When we wrote in April about Tony La Russa’s newfound penchant for strategic, sometimes en masse, late-inning defensive substitutions — we called them "fielding saves — we had no idea how regular the practice would become. Here we are nigh on July and TLR hasn’t slowed down, sending reinforcements into the infield and upgrading his outfield around the eighth inning. A big reason is that Skip "Howie Shanks" Schumaker is still playing nearly every day at second base, which, other than Chris Duncan actually being healthy enough to swing a bat (to say nothing of his .345 OBP — third-best on the club), is probably the most unlikely happenstance of the season. That means he can easily spell the less nimble (but, in our opinion, more adept that given credit) Duncan in left field, opening a role for the team’s more defensively inclined infielders, like Brian Barden and Joe Thurston to slide to his natural second base spot.
Tthe rules for a fielding save are:
- Player cannot be a starter at the position where he finishes
- Player must be in the field for the team’s final defensive out
- Player must enter the game with a tie or lead when he begins fielding (e.g., he can PH or PR then move to the field)
- Player must not commit an error at the new defensive position
As you might have noticed, a player can be credited with a fielding save regardless of the margin of the lead (unlike pitching saves), but in practice the Cardinals have had leads of more than four in only four of the 41 games in which they’ve tallied fielding saves.
So who has the most fielding saves and fielding save attempts so far?
Of the 67 games that the Cardinals have played, Skip Schumaker has attempted a fielding save in nearly half (33). And he’s been reliable in his old outfield spot (where he usually transfers), converting 32 of thost attempts (he made an error against the Cubs April 24). Joe Thurston and Barden, who typically join Schumaker in the deployment, account for the majority of the rest of the team’s fielding saves.
By now, we have a decent-enough sample to see if the strategy is paying off.
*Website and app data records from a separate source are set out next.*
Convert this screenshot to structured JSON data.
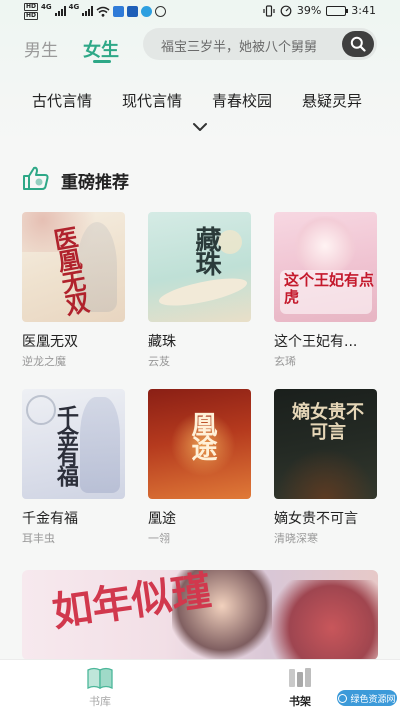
{
  "status_bar": {
    "hd1": "HD",
    "hd2": "HD",
    "net1": "4G",
    "net2": "4G",
    "battery_percent": "39%",
    "time": "3:41",
    "battery_level": 0.39
  },
  "header": {
    "tabs": [
      {
        "label": "男生",
        "active": false
      },
      {
        "label": "女生",
        "active": true
      }
    ],
    "search": {
      "placeholder": "福宝三岁半，她被八个舅舅",
      "icon": "search-icon"
    }
  },
  "categories": [
    "古代言情",
    "现代言情",
    "青春校园",
    "悬疑灵异"
  ],
  "section": {
    "title": "重磅推荐",
    "icon": "thumbs-up-icon"
  },
  "books": [
    {
      "title": "医凰无双",
      "author": "逆龙之魔",
      "cover_text": "医凰无双"
    },
    {
      "title": "藏珠",
      "author": "云芨",
      "cover_text": "藏珠"
    },
    {
      "title": "这个王妃有...",
      "author": "玄琋",
      "cover_text": "这个王妃有点虎"
    },
    {
      "title": "千金有福",
      "author": "耳丰虫",
      "cover_text": "千金有福"
    },
    {
      "title": "凰途",
      "author": "一翎",
      "cover_text": "凰途"
    },
    {
      "title": "嫡女贵不可言",
      "author": "清晓深寒",
      "cover_text": "嫡女贵不可言"
    }
  ],
  "banner": {
    "text": "如年似瑾"
  },
  "bottom_nav": [
    {
      "label": "书库",
      "icon": "book-open-icon",
      "active": false
    },
    {
      "label": "书架",
      "icon": "bookshelf-icon",
      "active": true
    }
  ],
  "watermark": "绿色资源网",
  "colors": {
    "accent": "#2ea887",
    "text": "#222222",
    "muted": "#999999"
  }
}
By our count, the late shift has made only three errors. But errors are of course too blunt an object to measure fielding with, so let’s turn to Defensive-Efficiency Rate, the rate at which a defense turns batted balls into outs. Let’s break it down by thirds of the game — innings 1-3, 4-6 and 7-9:
The numbers are rough, since we had to hack the errors part of the equation (if anyone knows of a place to find fielding splits, please let us know), and since this data includes all games, not merely the ones in which a fielding save was in play. Still, it indicates that the team’s defense in late innings is more formidable than earlier in the game. Is it due to the practice of fielding saves? We’d say probably in no small part. Know, too, that La Russa has inserted his "hands" players when the team has been down a run, too, so those don’t show up based on our rules. We’d like to see the practice continue — not only is it fun to score, it also appears to have a salutary effect on the team’s ability to finish strong in close games.